Following the deaths of Duane Allman in 1971 and bassist Berry Oakley in 1972, The Allman Brothers Band didn’t quit. Even in the wake of tragedy, the band soldiered on, bringing pianist Chuck Leavell and bassist Lamar Williams into the fold and even making a new album, 1973’s Brothers And Sisters. That same year, they found themselves something of a national phenomenon: Their classic song “Ramblin’ Man” peaked at #2 on the Billboard charts in October, and they were quickly gaining a reputation as one of the best live acts in the country.
That brings us to the end of 1973—the very end, in fact—when The Allman Brothers Band played concert promoter Bill Graham’s annual New Year’s Eve celebration, filling in for his usual bill, the Grateful Dead, as they were on hiatus. The celebration, recorded on this day (Dec. 31) and the wee hours of Jan. 1 in 1973 and 1974, is sprawling and energetic, a great representation of the Allman Brothers’ popular live chops. The band played three sets at San Francisco’s Cow Palace, the first clocking in at around 50 minutes. The countdown to midnight starts at the top of set number two, but the real excitement begins about halfway through a rare performance of “Les Brers In A Minor,” the second song on Eat A Peach. They jam out to this song for almost 30 minutes, and about halfway through, the Grateful Dead show up, after all. Jerry Garcia and drummer Bill Kreutzmann surprise the crowd and casually stroll on stage to join in, with no announcement whatsoever. Gregg Allman then leads everyone in a thundering instrumental version of “Whipping Post.”
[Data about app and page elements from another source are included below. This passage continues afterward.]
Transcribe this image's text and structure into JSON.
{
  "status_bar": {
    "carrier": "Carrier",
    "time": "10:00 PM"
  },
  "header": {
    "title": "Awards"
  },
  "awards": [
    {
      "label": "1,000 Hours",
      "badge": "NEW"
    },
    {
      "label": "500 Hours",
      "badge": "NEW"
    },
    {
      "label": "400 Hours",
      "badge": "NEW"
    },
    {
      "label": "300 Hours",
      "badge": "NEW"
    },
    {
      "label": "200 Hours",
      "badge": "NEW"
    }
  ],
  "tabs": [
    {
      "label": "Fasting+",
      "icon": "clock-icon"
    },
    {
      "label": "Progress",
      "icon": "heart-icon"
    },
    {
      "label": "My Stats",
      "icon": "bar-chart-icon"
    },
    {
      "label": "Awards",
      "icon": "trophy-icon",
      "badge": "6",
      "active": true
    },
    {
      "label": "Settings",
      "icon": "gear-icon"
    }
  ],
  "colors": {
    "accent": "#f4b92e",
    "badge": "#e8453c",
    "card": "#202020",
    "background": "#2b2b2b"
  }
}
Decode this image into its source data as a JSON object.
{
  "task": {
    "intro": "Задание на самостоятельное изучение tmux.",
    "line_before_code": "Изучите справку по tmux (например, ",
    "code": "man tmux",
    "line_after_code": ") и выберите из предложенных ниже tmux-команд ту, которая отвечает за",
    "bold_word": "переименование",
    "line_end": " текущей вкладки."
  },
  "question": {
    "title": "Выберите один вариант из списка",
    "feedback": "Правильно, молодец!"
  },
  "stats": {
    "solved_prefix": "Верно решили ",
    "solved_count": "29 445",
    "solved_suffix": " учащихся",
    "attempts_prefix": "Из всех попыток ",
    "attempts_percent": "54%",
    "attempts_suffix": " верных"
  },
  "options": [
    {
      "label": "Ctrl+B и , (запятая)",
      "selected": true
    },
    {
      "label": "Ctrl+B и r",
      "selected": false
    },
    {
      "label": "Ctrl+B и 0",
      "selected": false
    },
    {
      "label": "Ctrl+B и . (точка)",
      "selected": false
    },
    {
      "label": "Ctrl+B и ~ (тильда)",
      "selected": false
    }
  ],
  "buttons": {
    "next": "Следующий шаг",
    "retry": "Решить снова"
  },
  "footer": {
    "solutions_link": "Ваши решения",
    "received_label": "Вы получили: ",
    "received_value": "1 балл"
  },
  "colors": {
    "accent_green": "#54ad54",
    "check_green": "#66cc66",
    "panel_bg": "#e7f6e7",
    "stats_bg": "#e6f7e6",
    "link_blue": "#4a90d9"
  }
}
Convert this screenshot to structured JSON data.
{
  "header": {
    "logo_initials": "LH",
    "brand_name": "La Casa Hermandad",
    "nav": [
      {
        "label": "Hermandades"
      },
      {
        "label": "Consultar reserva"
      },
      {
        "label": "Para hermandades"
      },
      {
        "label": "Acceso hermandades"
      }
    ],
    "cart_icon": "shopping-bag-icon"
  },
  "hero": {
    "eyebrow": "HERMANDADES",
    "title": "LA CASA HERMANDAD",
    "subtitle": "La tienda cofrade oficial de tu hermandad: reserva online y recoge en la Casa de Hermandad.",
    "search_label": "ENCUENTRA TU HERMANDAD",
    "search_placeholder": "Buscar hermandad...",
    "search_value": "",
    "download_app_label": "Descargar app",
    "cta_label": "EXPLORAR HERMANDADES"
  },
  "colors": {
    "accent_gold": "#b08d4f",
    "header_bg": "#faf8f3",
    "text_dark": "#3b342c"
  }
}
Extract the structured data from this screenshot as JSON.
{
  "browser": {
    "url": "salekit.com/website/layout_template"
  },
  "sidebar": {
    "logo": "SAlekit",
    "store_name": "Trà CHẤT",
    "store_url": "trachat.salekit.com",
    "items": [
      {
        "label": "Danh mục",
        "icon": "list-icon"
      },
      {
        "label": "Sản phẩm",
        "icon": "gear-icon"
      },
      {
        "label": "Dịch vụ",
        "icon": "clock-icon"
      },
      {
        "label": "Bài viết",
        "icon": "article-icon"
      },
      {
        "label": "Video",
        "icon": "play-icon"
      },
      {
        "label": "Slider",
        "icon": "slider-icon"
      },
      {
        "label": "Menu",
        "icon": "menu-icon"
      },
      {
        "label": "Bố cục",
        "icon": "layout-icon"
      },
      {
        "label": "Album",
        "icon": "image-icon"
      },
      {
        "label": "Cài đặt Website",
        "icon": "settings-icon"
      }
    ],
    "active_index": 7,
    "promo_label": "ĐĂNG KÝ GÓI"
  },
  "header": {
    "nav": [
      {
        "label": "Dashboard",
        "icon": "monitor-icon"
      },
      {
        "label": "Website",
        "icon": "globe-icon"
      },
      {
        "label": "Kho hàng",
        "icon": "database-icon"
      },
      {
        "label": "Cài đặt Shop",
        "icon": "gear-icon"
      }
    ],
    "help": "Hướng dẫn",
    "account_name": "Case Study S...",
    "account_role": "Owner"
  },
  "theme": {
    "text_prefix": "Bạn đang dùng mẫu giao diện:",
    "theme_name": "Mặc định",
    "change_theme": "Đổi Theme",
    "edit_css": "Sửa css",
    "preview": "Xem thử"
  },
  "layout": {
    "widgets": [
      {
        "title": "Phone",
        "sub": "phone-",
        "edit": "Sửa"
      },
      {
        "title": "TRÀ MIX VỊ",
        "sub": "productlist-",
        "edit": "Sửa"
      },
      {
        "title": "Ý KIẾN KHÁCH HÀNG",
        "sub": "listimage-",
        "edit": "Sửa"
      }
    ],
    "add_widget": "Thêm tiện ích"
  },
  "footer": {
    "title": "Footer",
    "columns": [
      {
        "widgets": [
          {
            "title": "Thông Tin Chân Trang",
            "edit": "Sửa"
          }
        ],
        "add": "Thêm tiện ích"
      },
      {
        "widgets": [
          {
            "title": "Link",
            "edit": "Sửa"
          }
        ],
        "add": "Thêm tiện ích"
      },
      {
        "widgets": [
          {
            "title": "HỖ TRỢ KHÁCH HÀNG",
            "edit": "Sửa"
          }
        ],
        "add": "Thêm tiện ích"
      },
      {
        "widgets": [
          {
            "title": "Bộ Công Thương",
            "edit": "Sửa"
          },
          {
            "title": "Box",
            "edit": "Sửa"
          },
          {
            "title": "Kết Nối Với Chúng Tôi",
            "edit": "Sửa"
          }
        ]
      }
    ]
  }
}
The hubbub continues in set three, during which the musicians take a well-earned break and Bill Graham invites a couple on stage to say their wedding vows. As the show crawls to an end, they crank out a few measures of “Auld Lang Syne” and, with some more help from Garcia, produce one more righteous jam session in the form of “Mountain Jam.”
Listen to all three sets from The Allman Brothers Band’s 1973 New Year’s Eve concert below. Further down, watch an Allman Brothers concert circa 1982 via the Paste vault.